When it came to using the hasselblad, I felt confident in doing so and began planning how I would like to present the portrait. I looked at the different styles of portrait photography – traditional portrait, environmental, candid, glamour, lifestyle, surreal, conceptual and abstract. I came to the conclusion that the styles environmental, candid, lifestyle and conceptual could all represent the author in the best possible way. I felt that the environmental style would complement the description of the author’s character by showing her in her daily setting as a writer. I also felt that shooting this in a candid way would mean that the viewer would have more empathy for the writer and more of an understanding of her. Using the lifestyle style means that it could evoke emotions for the reader, maybe of familiarity. This leads me on to the conceptual aspect. I wanted the image to have a hidden meaning which wasn’t totally obvious but the viewer could speculate over. This being that she had finally settled on a career path which she loved, instead of focusing on others which did not bring her as much joy. I wanted her to seem calm, at peace and comfortable in that environment but also like it was something she loved doing, that she couldn’t help but stay up into the early hours of the morning working on written pieces. It was because of this that I used a desk lamp and a mug of coffee.  Also, although I hadn’t intended on my final portrait being out of focus, (and it is because of the poor lighting) I am actually quite pleased that it is. I think it adds a hazy feeling to the image which may not have been there otherwise.

Lighting techniques.

Rembrandt Harmenszoon van Rijn was a Dutch Painter and Etcher. The ‘Rembrandt lighting technique’ was named after and influenced by him.

His portraits showed the subject not necessarily at a head on angle, with half of their face lit and the other half of the face in shadow. This half of their face was to have a small triangle of light on the subjects cheek. The triangle is often no longer that their nose and no wider that their eye. It seems to give more feeling and mystery to the portrait as well as adding definition.

A bearded man in a cap, late 1650’s.

Now, Photographers are using this technique in their portraits. John Rankin Waddell (commonly known as Rankin), a fashion and portrait photographer uses this technique in many of his images.

Charlie Simpson.
Daniel Craig.
Idris Elba.
Adam Lambert.
Hannah Murray.

The Rembrandt lighting technique requires the sitter to sit or look at an angle (not necessarily looking down the camera lens). The lighting should be quite natural and uses minimal equipment, usually a key light will will be lighting from above to one side of the sitter and results in the same effect where the sitter is half lit and half in shadow with a triangle under their eye.
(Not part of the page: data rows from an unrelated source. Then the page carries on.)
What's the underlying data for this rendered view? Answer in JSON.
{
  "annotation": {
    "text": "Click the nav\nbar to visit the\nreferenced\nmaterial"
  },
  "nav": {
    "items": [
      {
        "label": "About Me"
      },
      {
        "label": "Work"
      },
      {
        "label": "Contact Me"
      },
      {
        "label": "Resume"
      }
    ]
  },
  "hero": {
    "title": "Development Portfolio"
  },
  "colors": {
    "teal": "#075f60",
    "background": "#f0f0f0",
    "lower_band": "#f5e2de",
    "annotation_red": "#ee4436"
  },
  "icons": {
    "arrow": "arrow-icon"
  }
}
A reflector can be used to adjust the shadow to create that triangle under their eye. To keep the depth in the image, the sitter should not sit too close to the background and the image should be taken quite close up.


Example of Rembrandt lighting setup.

This can be added to take the image to the next level. A light can be used to bounce and cast light off the background and another light (hair light) can be used behind the sitter to light up their hair and show more detail as well as adding more feeling to the image.

rembrandt lighting with hair light.jpg
Example of Rembrandt lighting (with hair light and background light).

This is the outcome of a shoot I did, in the studio to practise the rembrandt lighting technique. I am very pleased with the outcome and now feel confident that I can achieve this effect again.